RAJ YOGA CENTER
7324 Carroll Ave, Takoma Park, MD 301-270-4777 Info@BikramYogaRiveric.com BikramYogaRiveric.com
22821 Silverbrook Center Dr, Unit 160 2nd Fl, Sterling, VA 703-376 3433 Info@RajYoga.org • RajYoga.org Welcoming, serene yoga center. Daily classes: Kundalini yoga, vinyasa and c h i l d re n’s yo g a . Meditations, music and tea. Beautiful uplifting space to rejuvenate, strengthen, relax mind body and soul.
YOGA 4 ALL BODIES
EAST MEETS WEST YOGA CENTER 8227 Old Courthouse Rd, Ste 310 Vienna, VA • 703-356-9642 YoginiDawn@yahoo.com EastMeetsWestCenter.com
12021 Creekbend Dr, Reston, VA 703-297-2224 LCRYoga@me.com Yoga4allBodies.com
East Meets West Yoga Center is a premier studio located in the Tysons Corner/Vienna, Vi r g i n i a a r e a . We provide a safe, tranquil and supportive environment to practice, allowing individuals to open to the possibilities of what could be. Our teachers/educators are a community of knowledgeable, dedicated yoga practitioners with years of experience, open to teaching a variety of yoga styles to allow each student to flourish.
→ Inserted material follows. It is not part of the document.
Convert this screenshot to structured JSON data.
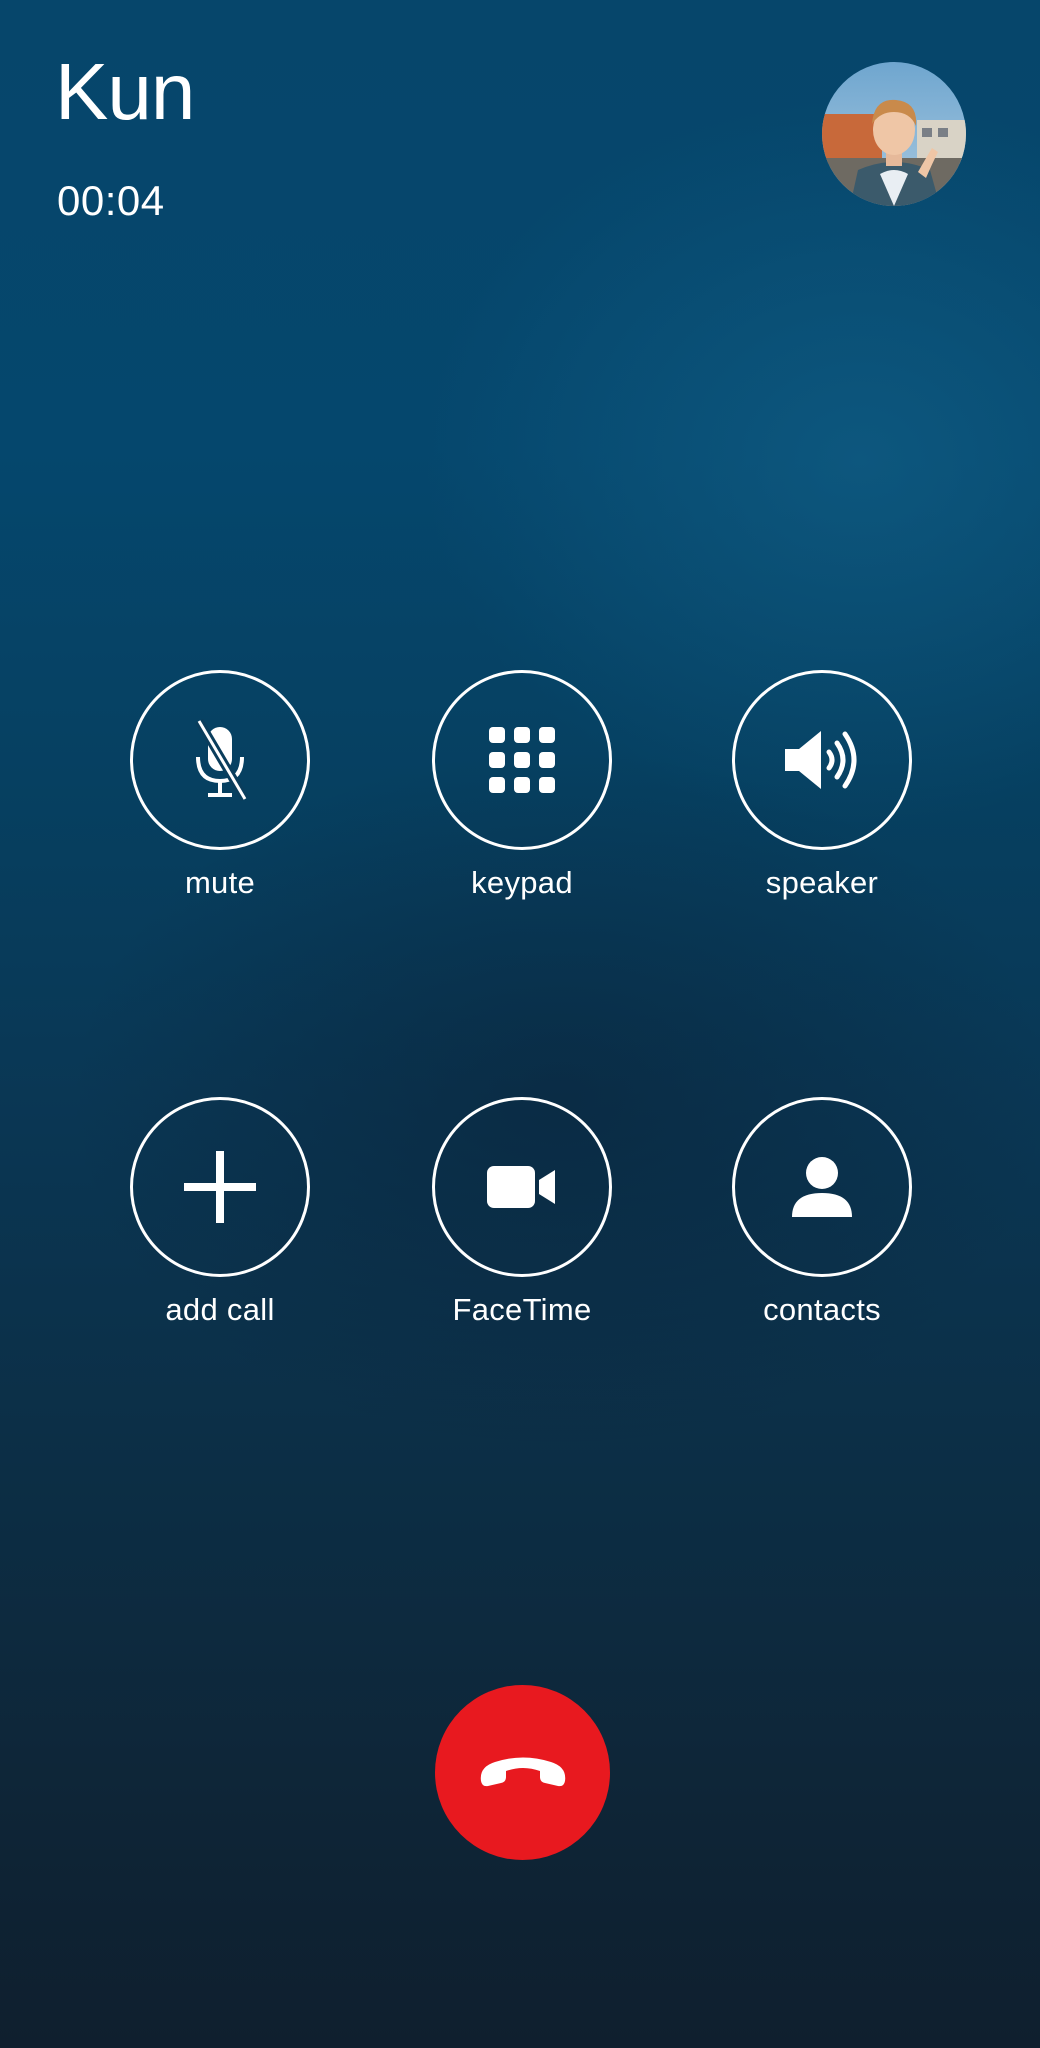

We celebrate the uniqueness of each student, where students’ requests are heard and responded to positively. We offer classes in hatha, vinyasa, gentle, prenatal and so much more.
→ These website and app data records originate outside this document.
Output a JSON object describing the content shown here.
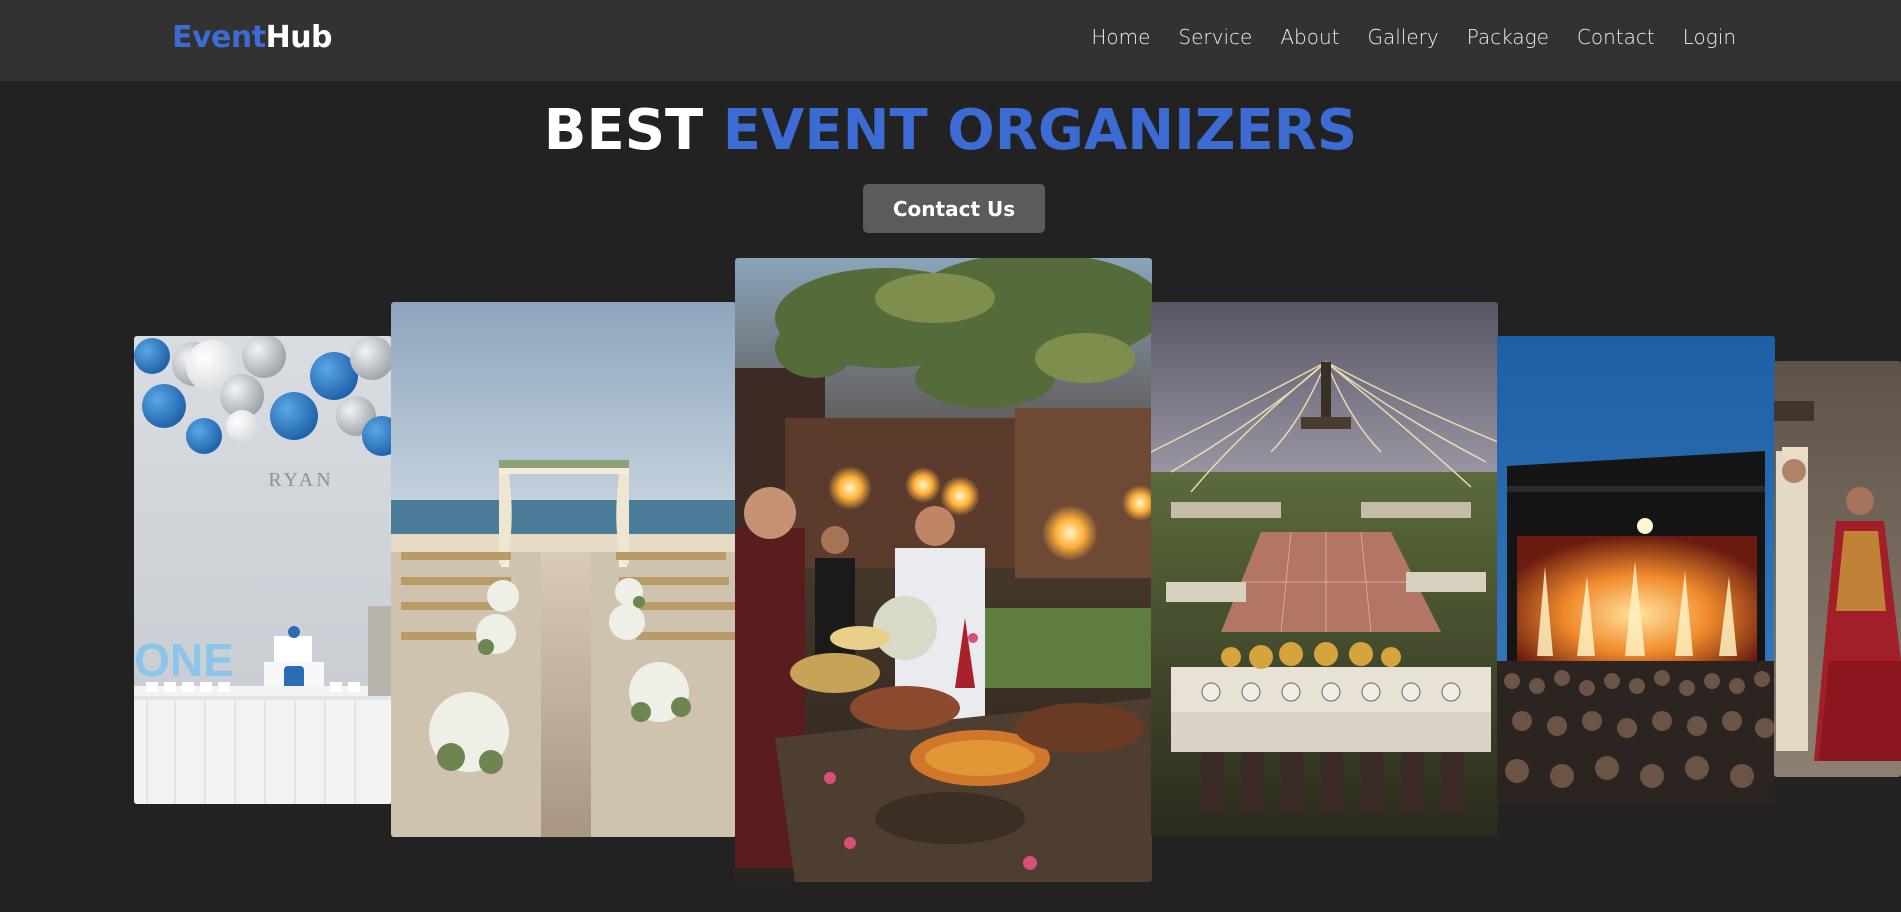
{
  "brand": {
    "part1": "Event",
    "part2": "Hub"
  },
  "nav": {
    "items": [
      {
        "label": "Home"
      },
      {
        "label": "Service"
      },
      {
        "label": "About"
      },
      {
        "label": "Gallery"
      },
      {
        "label": "Package"
      },
      {
        "label": "Contact"
      },
      {
        "label": "Login"
      }
    ]
  },
  "hero": {
    "title_white": "BEST ",
    "title_blue": "EVENT ORGANIZERS",
    "cta_label": "Contact Us"
  },
  "gallery": {
    "birthday_name_text": "RYAN",
    "birthday_sign_text": "ONE"
  },
  "colors": {
    "accent": "#3d6bd4",
    "background": "#222222",
    "navbar": "#323232",
    "button": "#5b5b5b"
  }
}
New to yoga, have physical matters, or want to improve your practice? We adapt to your body. Build strength, flexibility and equanimity in warm, positive space.
Visit muih.edu to register for free upcoming events and webinars
Announcing School of Naturopathic Medicine Doctor of Naturopathic Medicine Program Begins Fall 2018 The School of Naturopathic Medicine at Maryland University of Integrative Health will be the first in the mid-Atlantic region, and one of a handful in the nation. Students will learn the art, science, and wise practice of natural medicine, and experience the transformative process of becoming an effective doctor and compassionate healer. MUIH also offers online and on campus graduate programs in: Acupuncture and Oriental Medicine | Nutrition | Herbal Medicine Health & Wellness Coaching | Health Promotion | Yoga Therapy 44